SICB Division of Ecology and Evolution (DEE)

DEE Researchers Database Entry

Population Status and Life Histories of Leatherback Sea Turtles

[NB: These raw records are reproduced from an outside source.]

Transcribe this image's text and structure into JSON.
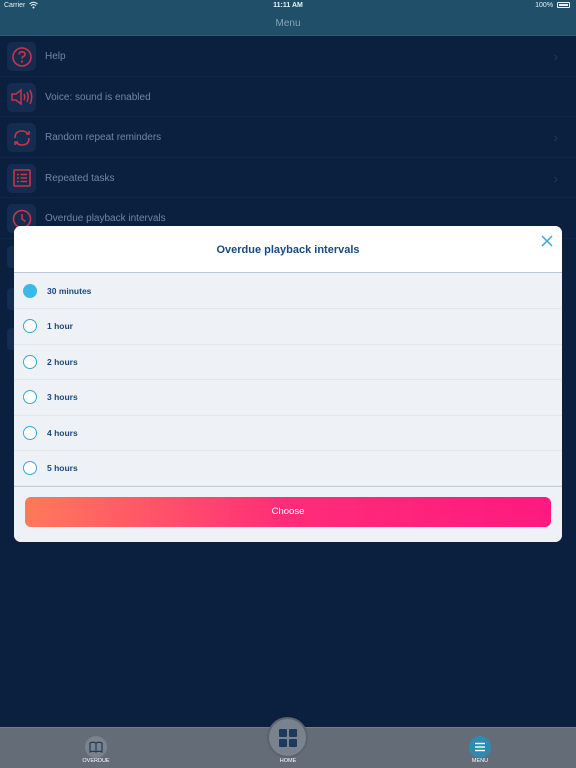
{
  "status_bar": {
    "carrier": "Carrier",
    "time": "11:11 AM",
    "battery": "100%"
  },
  "nav": {
    "title": "Menu"
  },
  "menu": {
    "items": [
      {
        "label": "Help",
        "icon": "help-icon",
        "chevron": true
      },
      {
        "label": "Voice: sound is enabled",
        "icon": "speaker-icon",
        "chevron": false
      },
      {
        "label": "Random repeat reminders",
        "icon": "repeat-icon",
        "chevron": true
      },
      {
        "label": "Repeated tasks",
        "icon": "list-icon",
        "chevron": true
      },
      {
        "label": "Overdue playback intervals",
        "icon": "clock-icon",
        "chevron": false
      }
    ]
  },
  "modal": {
    "title": "Overdue playback intervals",
    "options": [
      {
        "label": "30 minutes",
        "selected": true
      },
      {
        "label": "1 hour",
        "selected": false
      },
      {
        "label": "2 hours",
        "selected": false
      },
      {
        "label": "3 hours",
        "selected": false
      },
      {
        "label": "4 hours",
        "selected": false
      },
      {
        "label": "5 hours",
        "selected": false
      }
    ],
    "choose_label": "Choose",
    "close_icon": "close-icon"
  },
  "tabbar": {
    "overdue_label": "OVERDUE",
    "home_label": "HOME",
    "menu_label": "MENU"
  },
  "colors": {
    "background": "#0b1f3f",
    "nav": "#1f4f69",
    "icon_red": "#c8344a",
    "accent_blue": "#3ab9ea",
    "title_blue": "#174a7e",
    "button_start": "#ff7a5a",
    "button_end": "#ff1a80"
  }
}
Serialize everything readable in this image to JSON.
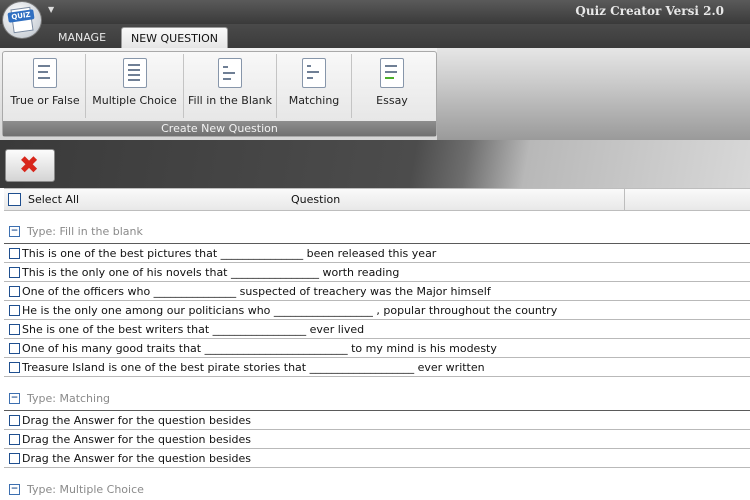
{
  "app": {
    "title": "Quiz Creator Versi 2.0",
    "icon_badge": "QUIZ"
  },
  "tabs": [
    {
      "label": "MANAGE"
    },
    {
      "label": "NEW QUESTION",
      "selected": true
    }
  ],
  "ribbon": {
    "group_label": "Create New Question",
    "buttons": [
      {
        "label": "True or False",
        "icon": "true-false-icon"
      },
      {
        "label": "Multiple Choice",
        "icon": "multiple-choice-icon"
      },
      {
        "label": "Fill in the Blank",
        "icon": "fill-blank-icon"
      },
      {
        "label": "Matching",
        "icon": "matching-icon"
      },
      {
        "label": "Essay",
        "icon": "essay-icon"
      }
    ]
  },
  "toolbar": {
    "delete_icon": "delete-icon",
    "delete_color": "#d8261b"
  },
  "grid": {
    "select_all_label": "Select All",
    "column_question": "Question",
    "groups": [
      {
        "title": "Type: Fill in the blank",
        "rows": [
          "This is one of the best pictures that _______________ been released this year",
          "This is the only one of his novels that ________________ worth reading",
          "One of the officers who _______________ suspected of treachery was the Major himself",
          "He is the only one among our politicians who __________________ , popular throughout the country",
          "She is one of the best writers that _________________ ever lived",
          "One of his many good traits that __________________________ to my mind is his modesty",
          "Treasure Island is one of the best pirate stories that ___________________ ever written"
        ]
      },
      {
        "title": "Type: Matching",
        "rows": [
          "Drag the Answer for the question besides",
          "Drag the Answer for the question besides",
          "Drag the Answer for the question besides"
        ]
      },
      {
        "title": "Type: Multiple Choice",
        "rows": []
      }
    ]
  }
}
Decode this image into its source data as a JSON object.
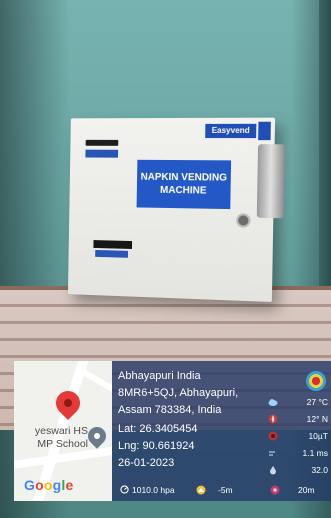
{
  "photo": {
    "machine_brand": "Easyvend",
    "machine_label_line1": "NAPKIN VENDING",
    "machine_label_line2": "MACHINE"
  },
  "overlay": {
    "map": {
      "place_line1": "yeswari HS",
      "place_line2": "MP School",
      "logo_letters": [
        "G",
        "o",
        "o",
        "g",
        "l",
        "e"
      ]
    },
    "location": {
      "title": "Abhayapuri India",
      "address_line1": "8MR6+5QJ, Abhayapuri,",
      "address_line2": "Assam 783384, India",
      "lat": "Lat: 26.3405454",
      "lng": "Lng: 90.661924",
      "date": "26-01-2023"
    },
    "metrics": [
      {
        "icon": "cloud-icon",
        "value": "27 °C",
        "color": "#7fc4ff"
      },
      {
        "icon": "compass-icon",
        "value": "12° N",
        "color": "#d24a4a"
      },
      {
        "icon": "magnet-icon",
        "value": "10µT",
        "color": "#d24a4a"
      },
      {
        "icon": "wind-icon",
        "value": "1.1 ms",
        "color": "#9fb3c8"
      },
      {
        "icon": "humidity-icon",
        "value": "32.0",
        "color": "#9fb3c8"
      }
    ],
    "bottom": {
      "pressure": "1010.0 hpa",
      "altitude": "-5m",
      "accuracy": "20m"
    }
  }
}
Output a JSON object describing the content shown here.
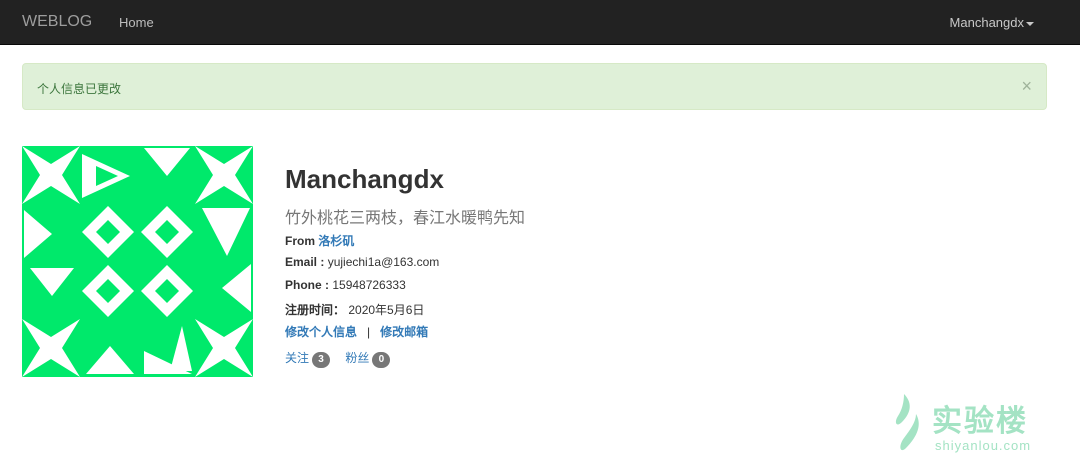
{
  "navbar": {
    "brand": "WEBLOG",
    "home": "Home",
    "user": "Manchangdx"
  },
  "alert": {
    "message": "个人信息已更改",
    "close": "×",
    "color": "#dff0d8"
  },
  "avatar": {
    "color": "#00e96b"
  },
  "profile": {
    "username": "Manchangdx",
    "motto": "竹外桃花三两枝，春江水暖鸭先知",
    "from_label": "From",
    "from_value": "洛杉矶",
    "email_label": "Email :",
    "email_value": "yujiechi1a@163.com",
    "phone_label": "Phone :",
    "phone_value": "15948726333",
    "registered_label": "注册时间：",
    "registered_value": "2020年5月6日",
    "edit_profile": "修改个人信息",
    "separator": "|",
    "edit_email": "修改邮箱",
    "following_label": "关注",
    "following_count": "3",
    "followers_label": "粉丝",
    "followers_count": "0"
  },
  "watermark": {
    "text": "实验楼",
    "sub": "shiyanlou.com"
  }
}
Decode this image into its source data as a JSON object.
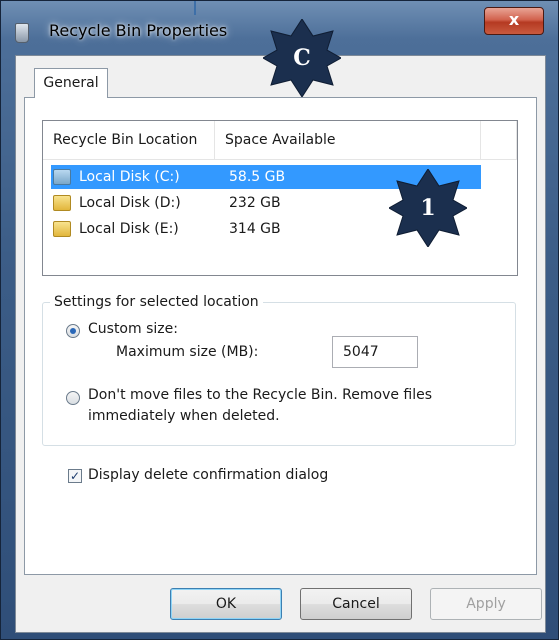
{
  "window": {
    "title": "Recycle Bin Properties",
    "close_label": "x"
  },
  "tabs": [
    {
      "label": "General"
    }
  ],
  "listview": {
    "columns": [
      "Recycle Bin Location",
      "Space Available"
    ],
    "rows": [
      {
        "location": "Local Disk (C:)",
        "space": "58.5 GB",
        "selected": true
      },
      {
        "location": "Local Disk (D:)",
        "space": "232 GB",
        "selected": false
      },
      {
        "location": "Local Disk (E:)",
        "space": "314 GB",
        "selected": false
      }
    ]
  },
  "settings": {
    "group_title": "Settings for selected location",
    "custom_size_label": "Custom size:",
    "max_size_label": "Maximum size (MB):",
    "max_size_value": "5047",
    "dont_move_line1": "Don't move files to the Recycle Bin. Remove files",
    "dont_move_line2": "immediately when deleted."
  },
  "confirm": {
    "label": "Display delete confirmation dialog",
    "checked": true
  },
  "buttons": {
    "ok": "OK",
    "cancel": "Cancel",
    "apply": "Apply"
  },
  "annotations": {
    "badge_c": "C",
    "badge_1": "1"
  },
  "colors": {
    "selection": "#3399ff",
    "badge": "#1b2f4e",
    "titlebar": "#4d6f99"
  },
  "icons": {
    "title": "recycle-bin-icon",
    "drive": "folder-icon"
  }
}
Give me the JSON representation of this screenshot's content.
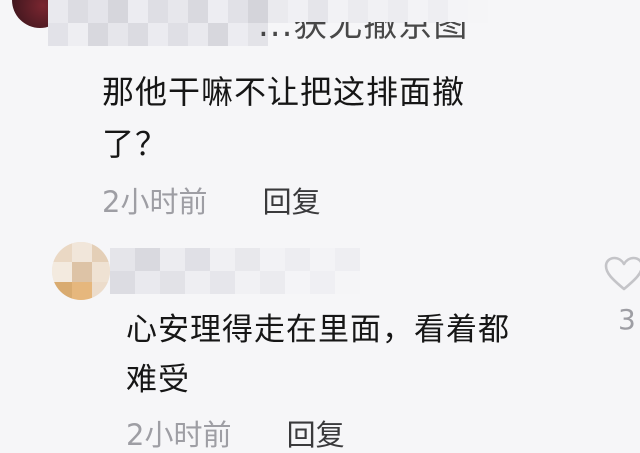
{
  "colors": {
    "background": "#f6f6f8",
    "primary_text": "#161616",
    "secondary_text": "#9e9ea4",
    "reply_text": "#3a3a3c",
    "heart_outline": "#c4c4c8"
  },
  "comments": [
    {
      "username_partial": "...获尤撤京图",
      "text_lines": [
        "那他干嘛不让把这排面撤",
        "了？"
      ],
      "time": "2小时前",
      "reply_label": "回复"
    },
    {
      "text_lines": [
        "心安理得走在里面，看着都",
        "难受"
      ],
      "time": "2小时前",
      "reply_label": "回复",
      "like_icon": "heart-outline-icon",
      "like_count": "3"
    }
  ]
}
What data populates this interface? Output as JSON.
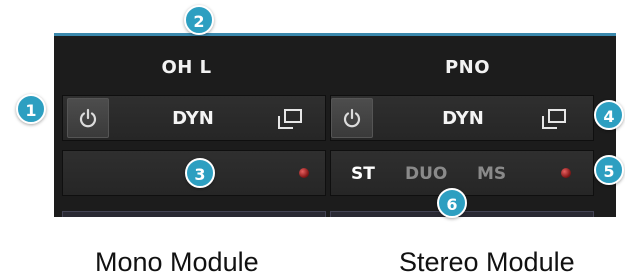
{
  "modules": {
    "mono": {
      "name": "OH L",
      "type_label": "DYN",
      "caption": "Mono Module"
    },
    "stereo": {
      "name": "PNO",
      "type_label": "DYN",
      "modes": [
        "ST",
        "DUO",
        "MS"
      ],
      "active_mode": "ST",
      "caption": "Stereo Module"
    }
  },
  "callouts": [
    "1",
    "2",
    "3",
    "4",
    "5",
    "6"
  ],
  "colors": {
    "panel": "#1c1c1c",
    "accent_line": "#3b89ad",
    "badge": "#2d9fc1",
    "led": "#c23a3a",
    "mode_active": "#ffffff",
    "mode_inactive": "#8a8a8a"
  },
  "icons": [
    "power-icon",
    "window-icon",
    "led-indicator"
  ]
}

All sea turtle species are either endangered or threatened, and leatherbacks are no exception. Pacific leatherback populations are in worse shape than Atlantic populations, and specific reasons are unknown. But general threats to all sea turtle populations include beach development, illegal egg harvesting, and fishing practices such as shrimp trawling, drift-netting, and long-lining. As part of a multinational team, we are studying a leatherback sea turtle in Costa Rica to better understand basic life history traits and how anthropological impacts are affecting both population status and life history traits such as reproductive output and hatching success. Two studies that University of St. Thomas undergraduate Kaija Wilson is working on are examining the pattern of nest placement by individual female leatherbacks, and determining the ecological impact of leatherback nest deposition. In the first study, Kaija is asking whether females, who can nest up to ten times in one season, are depositing nests in a scattered, random, or clumped pattern. Understanding pattern of nest placement is important in development management plans in the face of beach development pressures. In the second study, Kaija is studying the transfer of energy between the marine ecosystem (the caloric content of egg deposition) and the terrestrial ecosystem (the caloric remaining energy content transferred to scavengers and predators). These results will help us understand how leatherback sea turtles contribute to a terrestrial community.